We’ve been back in the States more than a week now and it’s been so GOOD (and much-needed and appreciated) to see my parents in Oceanside and Anthony’s in KC. More on that in the next post. What it has also been is a blissful break from the blog. Now though, on a flight from California to Missouri, I have time to finally post about our last stop on the first leg of our trip: Belize. Madonna sang about it and my sister and countless others have regaled me with stories of its beauty. So we went. From Panama City, we flew to Belize City, with a stop in El Salvador (I’d have loved to have gone to the beaches there – but that will have to wait for the next go-round.
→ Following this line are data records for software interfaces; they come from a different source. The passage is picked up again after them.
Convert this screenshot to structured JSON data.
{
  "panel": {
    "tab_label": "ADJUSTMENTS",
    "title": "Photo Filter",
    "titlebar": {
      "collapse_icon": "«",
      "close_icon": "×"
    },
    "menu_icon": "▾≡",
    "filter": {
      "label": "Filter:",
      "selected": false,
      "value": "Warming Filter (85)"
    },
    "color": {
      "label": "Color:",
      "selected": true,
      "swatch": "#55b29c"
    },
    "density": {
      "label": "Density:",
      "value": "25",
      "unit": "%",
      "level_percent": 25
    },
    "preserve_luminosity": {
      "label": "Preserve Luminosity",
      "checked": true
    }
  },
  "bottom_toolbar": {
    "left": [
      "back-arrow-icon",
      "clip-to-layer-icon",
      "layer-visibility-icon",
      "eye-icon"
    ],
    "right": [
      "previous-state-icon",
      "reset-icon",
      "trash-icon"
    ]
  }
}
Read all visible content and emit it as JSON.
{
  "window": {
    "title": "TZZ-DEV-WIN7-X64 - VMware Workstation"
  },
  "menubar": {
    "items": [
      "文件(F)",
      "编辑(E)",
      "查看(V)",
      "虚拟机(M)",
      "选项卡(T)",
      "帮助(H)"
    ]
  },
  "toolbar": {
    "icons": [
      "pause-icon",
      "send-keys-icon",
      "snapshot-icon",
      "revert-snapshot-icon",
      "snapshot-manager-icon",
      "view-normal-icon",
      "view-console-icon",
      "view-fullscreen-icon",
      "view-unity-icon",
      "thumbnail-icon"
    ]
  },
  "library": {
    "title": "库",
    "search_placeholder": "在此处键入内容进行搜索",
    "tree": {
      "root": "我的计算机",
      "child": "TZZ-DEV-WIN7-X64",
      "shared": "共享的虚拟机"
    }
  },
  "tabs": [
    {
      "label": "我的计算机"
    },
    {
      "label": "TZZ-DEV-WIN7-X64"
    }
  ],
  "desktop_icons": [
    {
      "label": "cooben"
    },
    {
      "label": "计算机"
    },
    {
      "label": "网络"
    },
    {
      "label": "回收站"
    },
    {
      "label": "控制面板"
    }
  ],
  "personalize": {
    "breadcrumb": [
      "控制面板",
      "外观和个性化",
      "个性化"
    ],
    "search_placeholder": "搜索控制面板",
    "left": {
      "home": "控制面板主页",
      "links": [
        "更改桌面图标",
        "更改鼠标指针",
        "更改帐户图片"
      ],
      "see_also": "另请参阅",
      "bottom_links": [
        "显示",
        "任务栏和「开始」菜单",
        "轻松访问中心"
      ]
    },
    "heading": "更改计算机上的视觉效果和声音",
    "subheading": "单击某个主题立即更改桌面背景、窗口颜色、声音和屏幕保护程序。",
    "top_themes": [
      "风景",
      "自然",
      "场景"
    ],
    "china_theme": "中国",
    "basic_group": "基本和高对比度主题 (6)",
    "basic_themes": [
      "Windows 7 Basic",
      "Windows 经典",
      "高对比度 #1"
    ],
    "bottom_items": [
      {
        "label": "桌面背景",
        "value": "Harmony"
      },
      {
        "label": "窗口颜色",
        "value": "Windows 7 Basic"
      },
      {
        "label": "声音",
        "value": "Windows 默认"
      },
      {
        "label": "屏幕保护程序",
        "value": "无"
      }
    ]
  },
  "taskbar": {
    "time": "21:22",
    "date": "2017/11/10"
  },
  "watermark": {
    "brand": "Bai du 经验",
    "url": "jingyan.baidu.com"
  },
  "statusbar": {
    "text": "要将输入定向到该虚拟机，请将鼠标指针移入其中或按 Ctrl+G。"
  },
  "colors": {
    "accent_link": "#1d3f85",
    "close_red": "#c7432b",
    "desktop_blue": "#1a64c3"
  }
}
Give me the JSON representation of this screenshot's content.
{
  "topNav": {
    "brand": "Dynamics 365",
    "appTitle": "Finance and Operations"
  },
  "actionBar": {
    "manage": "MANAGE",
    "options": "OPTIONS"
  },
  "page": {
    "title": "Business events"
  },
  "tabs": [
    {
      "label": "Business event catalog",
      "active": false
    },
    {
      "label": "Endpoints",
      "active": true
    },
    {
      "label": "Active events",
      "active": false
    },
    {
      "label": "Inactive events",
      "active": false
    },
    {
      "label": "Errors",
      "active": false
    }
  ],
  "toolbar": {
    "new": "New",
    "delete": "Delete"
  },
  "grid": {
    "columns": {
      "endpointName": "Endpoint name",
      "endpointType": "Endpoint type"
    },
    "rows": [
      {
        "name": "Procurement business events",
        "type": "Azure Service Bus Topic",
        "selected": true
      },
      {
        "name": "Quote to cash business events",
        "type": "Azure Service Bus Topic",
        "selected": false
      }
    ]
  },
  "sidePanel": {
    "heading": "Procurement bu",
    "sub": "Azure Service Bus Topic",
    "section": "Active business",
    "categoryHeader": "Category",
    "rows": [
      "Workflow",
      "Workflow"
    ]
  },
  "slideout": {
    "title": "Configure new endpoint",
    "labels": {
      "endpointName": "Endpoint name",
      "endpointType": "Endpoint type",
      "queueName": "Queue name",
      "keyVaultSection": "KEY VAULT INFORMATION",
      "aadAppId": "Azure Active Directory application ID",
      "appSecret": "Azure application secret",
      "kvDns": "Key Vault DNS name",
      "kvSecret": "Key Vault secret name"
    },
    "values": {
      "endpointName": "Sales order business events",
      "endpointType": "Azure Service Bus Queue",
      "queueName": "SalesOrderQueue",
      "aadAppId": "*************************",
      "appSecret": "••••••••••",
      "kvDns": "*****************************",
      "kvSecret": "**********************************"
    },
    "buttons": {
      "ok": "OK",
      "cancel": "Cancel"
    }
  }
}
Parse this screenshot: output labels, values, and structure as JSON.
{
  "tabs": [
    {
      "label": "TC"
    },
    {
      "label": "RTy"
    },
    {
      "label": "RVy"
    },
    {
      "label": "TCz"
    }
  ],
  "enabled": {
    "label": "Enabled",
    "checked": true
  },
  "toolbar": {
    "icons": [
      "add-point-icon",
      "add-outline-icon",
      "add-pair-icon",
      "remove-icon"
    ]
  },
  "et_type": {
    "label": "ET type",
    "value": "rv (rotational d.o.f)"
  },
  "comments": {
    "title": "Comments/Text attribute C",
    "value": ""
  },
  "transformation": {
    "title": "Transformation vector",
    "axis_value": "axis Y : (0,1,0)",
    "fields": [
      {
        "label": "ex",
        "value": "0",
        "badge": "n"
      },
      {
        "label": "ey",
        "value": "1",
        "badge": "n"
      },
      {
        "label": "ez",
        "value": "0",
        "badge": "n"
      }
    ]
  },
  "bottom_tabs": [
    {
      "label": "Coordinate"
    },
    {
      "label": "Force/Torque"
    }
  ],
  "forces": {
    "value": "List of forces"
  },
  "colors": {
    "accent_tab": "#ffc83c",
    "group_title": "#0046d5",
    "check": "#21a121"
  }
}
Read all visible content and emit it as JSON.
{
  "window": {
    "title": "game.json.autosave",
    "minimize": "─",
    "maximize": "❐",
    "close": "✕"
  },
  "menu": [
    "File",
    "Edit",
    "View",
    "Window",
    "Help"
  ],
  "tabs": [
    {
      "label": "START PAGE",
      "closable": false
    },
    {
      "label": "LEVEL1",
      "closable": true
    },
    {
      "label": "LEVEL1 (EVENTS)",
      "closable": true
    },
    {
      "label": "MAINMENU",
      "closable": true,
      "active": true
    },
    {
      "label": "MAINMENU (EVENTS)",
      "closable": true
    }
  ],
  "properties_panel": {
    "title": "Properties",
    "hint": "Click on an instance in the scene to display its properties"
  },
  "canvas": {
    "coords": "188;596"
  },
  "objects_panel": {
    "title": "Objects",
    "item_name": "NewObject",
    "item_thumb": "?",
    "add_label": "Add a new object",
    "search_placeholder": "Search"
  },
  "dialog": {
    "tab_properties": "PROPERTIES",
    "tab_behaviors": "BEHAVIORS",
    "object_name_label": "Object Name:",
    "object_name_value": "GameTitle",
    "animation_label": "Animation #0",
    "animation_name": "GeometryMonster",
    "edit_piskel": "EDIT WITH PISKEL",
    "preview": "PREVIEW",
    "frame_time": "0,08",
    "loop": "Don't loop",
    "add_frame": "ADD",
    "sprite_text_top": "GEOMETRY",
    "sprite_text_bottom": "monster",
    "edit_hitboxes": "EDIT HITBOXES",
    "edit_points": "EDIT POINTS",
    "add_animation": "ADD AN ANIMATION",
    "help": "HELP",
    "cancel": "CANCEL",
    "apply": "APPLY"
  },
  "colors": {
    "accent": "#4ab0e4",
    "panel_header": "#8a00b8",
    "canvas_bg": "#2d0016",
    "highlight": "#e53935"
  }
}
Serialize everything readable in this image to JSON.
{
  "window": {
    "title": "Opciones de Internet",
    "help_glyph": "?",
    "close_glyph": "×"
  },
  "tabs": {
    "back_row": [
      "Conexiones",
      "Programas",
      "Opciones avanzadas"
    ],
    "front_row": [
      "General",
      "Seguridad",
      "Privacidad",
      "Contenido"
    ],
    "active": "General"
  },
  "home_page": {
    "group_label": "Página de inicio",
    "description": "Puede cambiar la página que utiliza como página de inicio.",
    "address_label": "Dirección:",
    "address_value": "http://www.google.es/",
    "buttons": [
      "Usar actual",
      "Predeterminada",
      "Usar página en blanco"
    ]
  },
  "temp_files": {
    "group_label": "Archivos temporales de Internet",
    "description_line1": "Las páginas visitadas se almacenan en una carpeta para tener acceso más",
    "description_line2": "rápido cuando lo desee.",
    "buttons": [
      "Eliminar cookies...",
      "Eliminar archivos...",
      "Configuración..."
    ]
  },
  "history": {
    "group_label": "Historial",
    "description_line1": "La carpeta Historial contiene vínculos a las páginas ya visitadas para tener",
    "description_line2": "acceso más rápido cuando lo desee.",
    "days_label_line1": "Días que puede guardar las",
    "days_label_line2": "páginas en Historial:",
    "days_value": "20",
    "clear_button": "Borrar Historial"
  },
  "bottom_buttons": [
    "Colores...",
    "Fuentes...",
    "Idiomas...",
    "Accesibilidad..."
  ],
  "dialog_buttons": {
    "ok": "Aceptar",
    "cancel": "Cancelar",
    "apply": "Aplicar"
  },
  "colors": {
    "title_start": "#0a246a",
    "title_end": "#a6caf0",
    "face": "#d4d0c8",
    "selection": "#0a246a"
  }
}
Apparently yes you can still run out of time even when you have no job or responsibility at home). From Belize City we took a 45-minute ferry to Caye Caulker, a little island near San Pedro. Amanda, the woman who runs the guesthouse by the same name, was waiting for us, smiling and barefoot in her golf cart. She collected our bags and we drove the 1.5 minutes to her fantastic little place on Front Street (there are three main streets in Caye Caulker and they are aptly named Front, Middle and Back Streets). And for the next 3 days it was island time all the way. Which was perfect, as we had just come from Panama and were still very much in the same frame of mind. Ferry’s late? No problem. 42 minutes to get a drink? All good. No idea when our food is coming? More time to talk and watch the people go by. The island motto is GO SLOW, and it pretty much sums up the way of life there. There are no cars – you either get around on golf carts, bikes or your own two feet. We watched the sunset and ate fryjacks (my new favorite breakfast/lunch). We had drinks at The Split, where part of the island was split off from the rest during a hurricane in 1961. We went to open mic at a bar on the beach and danced barefoot to the band playing Kansas City. On Anthony’s birthday, March 26, we spent the day on a sailboat. Belize has the world’s 2nd largest coral reef – the 1st is the Great Barrier Reef in Australia (we’ll be there this fall and can compare what we’ve seen) – so there is a ton to see and do in the water. We snorkeled, swam with sharks (they were bottom-feeders and had no teeth, so they were harmless) (yes I know people like that too) and giant stingrays (apparently the Caribbean Stingrays are larger than the norm – they were so fun to watch) and huge turtles. The turtles are at their cutest when they come up to the surface for air, then float back down to the bottom of the sea. We had a cool crew, listened to reggae and drank rum, and the water was crystal clear and the most vivid aqua blue I’ve ever seen. It was stunning. That night we went to a sweet little Italian restaurant a few blocks over, Il Pelicano. It was hidden behind wooden gates and once you entered, it was an oasis of palm trees and great food. The man playing live music during dinner sang to Anthony and then the owners sang happy birthday again, this time in Italian. The town itself is super easy to navigate for tourists, which has its good side and bad. The good: everywhere you go there are restaurants, bars, shops and other infrastructure catering to tourists. The bad: everywhere you go there are restaurants, bars, shops and other infrastructure catering to tourists. Our little island in Panama was much more local, as in the few hotels there were built around locals’ houses and businesses, rather than the few locals that were left built their homes and work places around the hotels. I bought shaved coconut from a man on his porch, ate green mango out of a sandwich bag and smuggled raw coconut oil back into the States that I’d gotten there in a plastic water bottle. The only souvenir shops were on a nearby island that we could only reach by boat. Here on Caye Caulker, you can still buy food – coconut bread, coconut cake (amazing), mango ice cream, tamales – from the locals selling their goods in the street. Same with souvenirs. But you can also buy t-shirts in the shop across the street and shot glasses in the store next door. And it has alot more things to do if you want organized activities. That’s not to say Caye Caulker is Miami – it’s just a little friendlier to tourists and for that reason has a lot of them. But it never felt overcrowded or obnoxious, and we were there at high season. The whole place was just very easy, and after two months of not so easy, Caye Caulker was exactly what we needed. Hope you enjoy the pictures.
Where we stayed on Caye Caulker, Belize: